Can I really get a job based on some arbitrary internet points I earned through asking or answering questions? Of course not. But again, it serves as an indicator of your interest in the profession, the time you invest in your craft, and your willingness to both seek and provide answers with others in the industry.
I wouldn’t suggest spending hundreds of hours on the site in order to accrue a massive point total, but checking out the questions being asked and chiming in when appropriate has value. The questions and trends will also give you a finger on the pulse of the industry, and perhaps ideas as to which languages or technologies may be lacking a pulse.
Users’ groups and Meetups are another way to demonstrate your interest while learning. You attend class because you have to (or are supposed to anyway), but you attend Meetups because you want to. I have managed a users’ group for almost 14 years that met on a college campus for several years, and many of the student attendees now have highly successful careers. In addition to the ability to hear informative presentations and group discussions, Meetups are perhaps the most useful way for students to meet industry pros that may be incredible resources during your first job search. (If you haven’t figured this out on your own, connect with your fellow Meetup members on LinkedIn.)
If you can’t get to group meetings due to location, there may even be some users’ groups and Meetups that happen right on your college campus. None at your school, eh? That’s too bad. If only there were a group on campus… Congratulations, you are now the founder (and chapter president, of course) of the Springfield University Python Meetup!
Creating a profile in any of these sites takes minutes and has no cost. With LinkedIn you can start making connections in seconds, and logging in even once a month to accept and send connection requests is pretty standard.
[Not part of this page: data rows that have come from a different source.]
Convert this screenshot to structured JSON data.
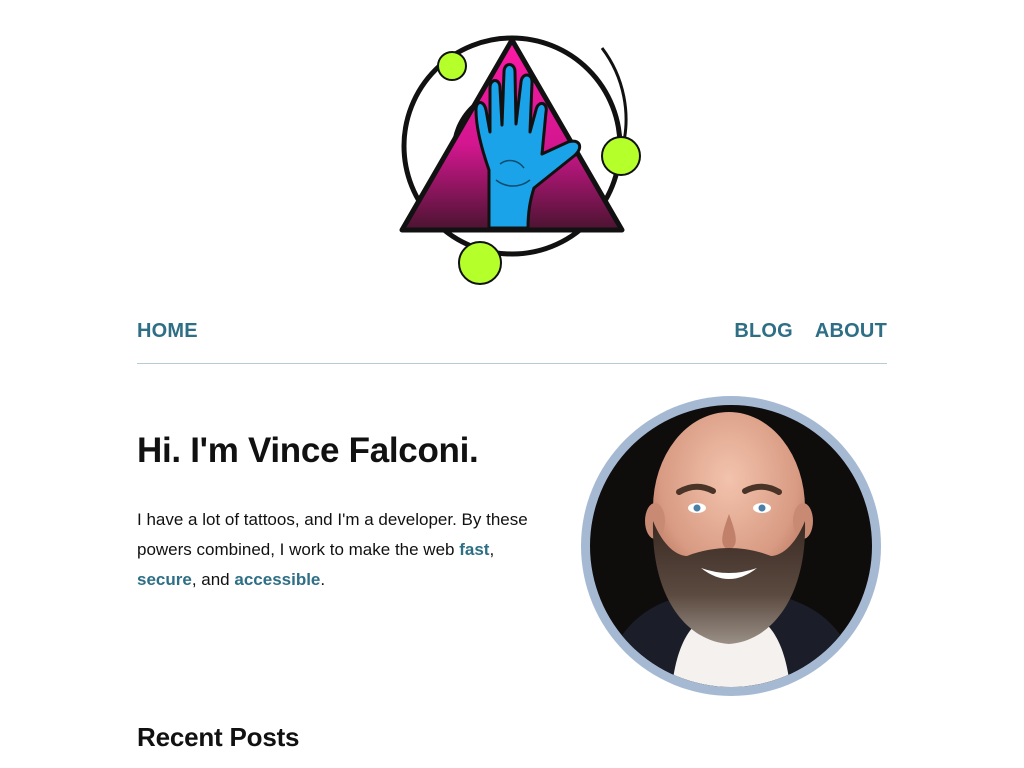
{
  "site": {
    "logo_icon": "hand-triangle-logo-icon",
    "colors": {
      "accent": "#2e6f86",
      "triangle_top": "#ff1aa6",
      "triangle_bottom": "#5a1a3a",
      "hand": "#1aa3e8",
      "orbs": "#b5ff2a",
      "avatar_ring": "#a6b9d3"
    }
  },
  "nav": {
    "home": "HOME",
    "blog": "BLOG",
    "about": "ABOUT"
  },
  "intro": {
    "heading": "Hi. I'm Vince Falconi.",
    "text_before": "I have a lot of tattoos, and I'm a developer. By these powers combined, I work to make the web ",
    "link_fast": "fast",
    "sep1": ", ",
    "link_secure": "secure",
    "sep2": ", and ",
    "link_accessible": "accessible",
    "end": "."
  },
  "avatar": {
    "icon": "profile-photo-avatar"
  },
  "recent_posts": {
    "heading": "Recent Posts"
  }
}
Using GitHub for your coding assignments or projects will become second nature, and exploring other repos can be done as time permits. Stack Overflow is something you can visit once a week or as necessary, and over time you will build reputation while learning. A user group or meetup is typically a monthly meeting. All this adds up to just a couple extra hours a month, which is a small investment for the rewards it can provide.
Author David Gassner explores Java SE (Standard Edition), the language used to build mobile apps for Android devices, enterprise server applications, and more!
The course demonstrates how to install both Java and the Eclipse IDE and dives into the particulars of programming. The course also explains the fundamentals of Java, from creating simple variables, assigning values, and declaring methods to working with strings, arrays, and subclasses; reading and writing to text files; and implementing object oriented programming concepts. Exercise files are included with the course.